[Interface dataset entries]
:::::

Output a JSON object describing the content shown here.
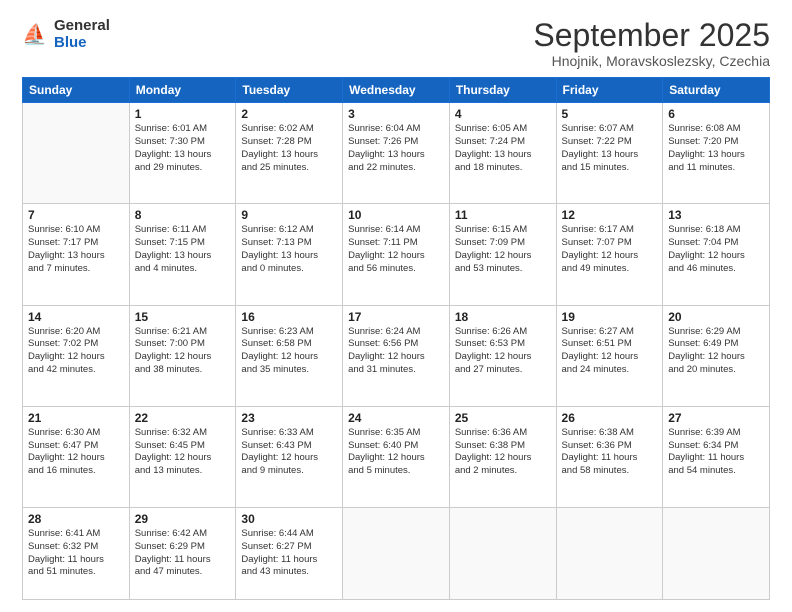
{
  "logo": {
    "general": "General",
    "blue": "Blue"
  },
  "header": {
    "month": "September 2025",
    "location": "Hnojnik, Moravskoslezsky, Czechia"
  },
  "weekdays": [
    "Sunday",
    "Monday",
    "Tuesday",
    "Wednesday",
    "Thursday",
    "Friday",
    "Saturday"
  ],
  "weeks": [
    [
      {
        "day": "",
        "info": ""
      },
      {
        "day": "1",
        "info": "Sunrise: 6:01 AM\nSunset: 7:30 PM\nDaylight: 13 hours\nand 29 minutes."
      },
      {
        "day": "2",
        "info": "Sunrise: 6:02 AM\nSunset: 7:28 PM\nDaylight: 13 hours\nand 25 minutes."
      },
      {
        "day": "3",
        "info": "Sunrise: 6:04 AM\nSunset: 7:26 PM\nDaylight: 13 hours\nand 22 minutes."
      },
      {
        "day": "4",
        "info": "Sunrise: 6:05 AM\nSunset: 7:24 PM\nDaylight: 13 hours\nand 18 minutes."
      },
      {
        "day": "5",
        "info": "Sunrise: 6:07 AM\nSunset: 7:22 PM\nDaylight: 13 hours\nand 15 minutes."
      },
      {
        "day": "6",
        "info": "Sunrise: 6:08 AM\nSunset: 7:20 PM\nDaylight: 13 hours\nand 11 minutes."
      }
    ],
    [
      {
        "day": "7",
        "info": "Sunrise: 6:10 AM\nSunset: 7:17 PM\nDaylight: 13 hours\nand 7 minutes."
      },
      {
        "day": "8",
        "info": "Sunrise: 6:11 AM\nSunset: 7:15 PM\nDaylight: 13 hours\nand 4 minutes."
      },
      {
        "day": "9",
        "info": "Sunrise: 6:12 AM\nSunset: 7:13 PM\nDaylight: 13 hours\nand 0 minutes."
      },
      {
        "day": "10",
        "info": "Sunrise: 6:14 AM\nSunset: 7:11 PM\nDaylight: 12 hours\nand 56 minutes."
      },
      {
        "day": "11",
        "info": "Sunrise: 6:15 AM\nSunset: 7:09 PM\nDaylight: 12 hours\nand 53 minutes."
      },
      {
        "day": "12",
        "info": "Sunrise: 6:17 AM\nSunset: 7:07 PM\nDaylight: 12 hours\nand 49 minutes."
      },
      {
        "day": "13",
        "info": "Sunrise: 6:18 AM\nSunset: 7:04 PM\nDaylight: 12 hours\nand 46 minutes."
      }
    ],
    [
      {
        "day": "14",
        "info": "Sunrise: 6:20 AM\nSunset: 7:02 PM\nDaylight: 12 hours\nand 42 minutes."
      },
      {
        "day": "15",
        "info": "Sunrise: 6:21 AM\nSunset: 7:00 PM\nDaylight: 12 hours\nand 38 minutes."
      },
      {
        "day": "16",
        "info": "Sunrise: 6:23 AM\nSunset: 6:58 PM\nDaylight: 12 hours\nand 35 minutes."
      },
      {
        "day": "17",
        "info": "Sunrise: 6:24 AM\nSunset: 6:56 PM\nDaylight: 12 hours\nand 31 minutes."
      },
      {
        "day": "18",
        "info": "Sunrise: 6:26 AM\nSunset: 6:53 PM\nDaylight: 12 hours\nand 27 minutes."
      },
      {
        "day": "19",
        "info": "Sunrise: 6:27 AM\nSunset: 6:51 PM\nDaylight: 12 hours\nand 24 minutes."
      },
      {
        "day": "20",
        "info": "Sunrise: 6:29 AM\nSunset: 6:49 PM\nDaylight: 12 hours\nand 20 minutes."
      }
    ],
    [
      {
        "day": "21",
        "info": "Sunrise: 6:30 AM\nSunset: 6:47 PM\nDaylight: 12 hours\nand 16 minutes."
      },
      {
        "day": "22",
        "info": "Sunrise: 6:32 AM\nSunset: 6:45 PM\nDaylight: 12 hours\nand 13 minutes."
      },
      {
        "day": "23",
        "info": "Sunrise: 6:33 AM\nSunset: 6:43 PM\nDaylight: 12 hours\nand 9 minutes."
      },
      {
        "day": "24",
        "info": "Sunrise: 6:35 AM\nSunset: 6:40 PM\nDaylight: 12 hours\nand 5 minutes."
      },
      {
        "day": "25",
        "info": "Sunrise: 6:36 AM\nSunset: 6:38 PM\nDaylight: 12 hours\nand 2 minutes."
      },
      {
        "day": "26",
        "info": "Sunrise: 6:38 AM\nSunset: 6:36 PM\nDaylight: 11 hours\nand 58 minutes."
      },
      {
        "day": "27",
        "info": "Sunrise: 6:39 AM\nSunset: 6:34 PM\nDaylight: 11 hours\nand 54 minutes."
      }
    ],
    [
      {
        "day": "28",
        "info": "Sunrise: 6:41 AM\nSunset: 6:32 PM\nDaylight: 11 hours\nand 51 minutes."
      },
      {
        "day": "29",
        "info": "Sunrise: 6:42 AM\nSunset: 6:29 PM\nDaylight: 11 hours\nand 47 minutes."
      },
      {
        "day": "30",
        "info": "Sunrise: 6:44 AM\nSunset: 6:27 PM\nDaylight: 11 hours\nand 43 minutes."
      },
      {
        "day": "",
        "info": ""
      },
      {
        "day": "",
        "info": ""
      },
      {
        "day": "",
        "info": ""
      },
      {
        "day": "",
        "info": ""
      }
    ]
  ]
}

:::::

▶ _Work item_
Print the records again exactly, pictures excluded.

▶ _Answer to the exercise_
Output a JSON object describing the content shown here.
{
  "logo": {
    "general": "General",
    "blue": "Blue"
  },
  "header": {
    "month": "September 2025",
    "location": "Hnojnik, Moravskoslezsky, Czechia"
  },
  "weekdays": [
    "Sunday",
    "Monday",
    "Tuesday",
    "Wednesday",
    "Thursday",
    "Friday",
    "Saturday"
  ],
  "weeks": [
    [
      {
        "day": "",
        "info": ""
      },
      {
        "day": "1",
        "info": "Sunrise: 6:01 AM\nSunset: 7:30 PM\nDaylight: 13 hours\nand 29 minutes."
      },
      {
        "day": "2",
        "info": "Sunrise: 6:02 AM\nSunset: 7:28 PM\nDaylight: 13 hours\nand 25 minutes."
      },
      {
        "day": "3",
        "info": "Sunrise: 6:04 AM\nSunset: 7:26 PM\nDaylight: 13 hours\nand 22 minutes."
      },
      {
        "day": "4",
        "info": "Sunrise: 6:05 AM\nSunset: 7:24 PM\nDaylight: 13 hours\nand 18 minutes."
      },
      {
        "day": "5",
        "info": "Sunrise: 6:07 AM\nSunset: 7:22 PM\nDaylight: 13 hours\nand 15 minutes."
      },
      {
        "day": "6",
        "info": "Sunrise: 6:08 AM\nSunset: 7:20 PM\nDaylight: 13 hours\nand 11 minutes."
      }
    ],
    [
      {
        "day": "7",
        "info": "Sunrise: 6:10 AM\nSunset: 7:17 PM\nDaylight: 13 hours\nand 7 minutes."
      },
      {
        "day": "8",
        "info": "Sunrise: 6:11 AM\nSunset: 7:15 PM\nDaylight: 13 hours\nand 4 minutes."
      },
      {
        "day": "9",
        "info": "Sunrise: 6:12 AM\nSunset: 7:13 PM\nDaylight: 13 hours\nand 0 minutes."
      },
      {
        "day": "10",
        "info": "Sunrise: 6:14 AM\nSunset: 7:11 PM\nDaylight: 12 hours\nand 56 minutes."
      },
      {
        "day": "11",
        "info": "Sunrise: 6:15 AM\nSunset: 7:09 PM\nDaylight: 12 hours\nand 53 minutes."
      },
      {
        "day": "12",
        "info": "Sunrise: 6:17 AM\nSunset: 7:07 PM\nDaylight: 12 hours\nand 49 minutes."
      },
      {
        "day": "13",
        "info": "Sunrise: 6:18 AM\nSunset: 7:04 PM\nDaylight: 12 hours\nand 46 minutes."
      }
    ],
    [
      {
        "day": "14",
        "info": "Sunrise: 6:20 AM\nSunset: 7:02 PM\nDaylight: 12 hours\nand 42 minutes."
      },
      {
        "day": "15",
        "info": "Sunrise: 6:21 AM\nSunset: 7:00 PM\nDaylight: 12 hours\nand 38 minutes."
      },
      {
        "day": "16",
        "info": "Sunrise: 6:23 AM\nSunset: 6:58 PM\nDaylight: 12 hours\nand 35 minutes."
      },
      {
        "day": "17",
        "info": "Sunrise: 6:24 AM\nSunset: 6:56 PM\nDaylight: 12 hours\nand 31 minutes."
      },
      {
        "day": "18",
        "info": "Sunrise: 6:26 AM\nSunset: 6:53 PM\nDaylight: 12 hours\nand 27 minutes."
      },
      {
        "day": "19",
        "info": "Sunrise: 6:27 AM\nSunset: 6:51 PM\nDaylight: 12 hours\nand 24 minutes."
      },
      {
        "day": "20",
        "info": "Sunrise: 6:29 AM\nSunset: 6:49 PM\nDaylight: 12 hours\nand 20 minutes."
      }
    ],
    [
      {
        "day": "21",
        "info": "Sunrise: 6:30 AM\nSunset: 6:47 PM\nDaylight: 12 hours\nand 16 minutes."
      },
      {
        "day": "22",
        "info": "Sunrise: 6:32 AM\nSunset: 6:45 PM\nDaylight: 12 hours\nand 13 minutes."
      },
      {
        "day": "23",
        "info": "Sunrise: 6:33 AM\nSunset: 6:43 PM\nDaylight: 12 hours\nand 9 minutes."
      },
      {
        "day": "24",
        "info": "Sunrise: 6:35 AM\nSunset: 6:40 PM\nDaylight: 12 hours\nand 5 minutes."
      },
      {
        "day": "25",
        "info": "Sunrise: 6:36 AM\nSunset: 6:38 PM\nDaylight: 12 hours\nand 2 minutes."
      },
      {
        "day": "26",
        "info": "Sunrise: 6:38 AM\nSunset: 6:36 PM\nDaylight: 11 hours\nand 58 minutes."
      },
      {
        "day": "27",
        "info": "Sunrise: 6:39 AM\nSunset: 6:34 PM\nDaylight: 11 hours\nand 54 minutes."
      }
    ],
    [
      {
        "day": "28",
        "info": "Sunrise: 6:41 AM\nSunset: 6:32 PM\nDaylight: 11 hours\nand 51 minutes."
      },
      {
        "day": "29",
        "info": "Sunrise: 6:42 AM\nSunset: 6:29 PM\nDaylight: 11 hours\nand 47 minutes."
      },
      {
        "day": "30",
        "info": "Sunrise: 6:44 AM\nSunset: 6:27 PM\nDaylight: 11 hours\nand 43 minutes."
      },
      {
        "day": "",
        "info": ""
      },
      {
        "day": "",
        "info": ""
      },
      {
        "day": "",
        "info": ""
      },
      {
        "day": "",
        "info": ""
      }
    ]
  ]
}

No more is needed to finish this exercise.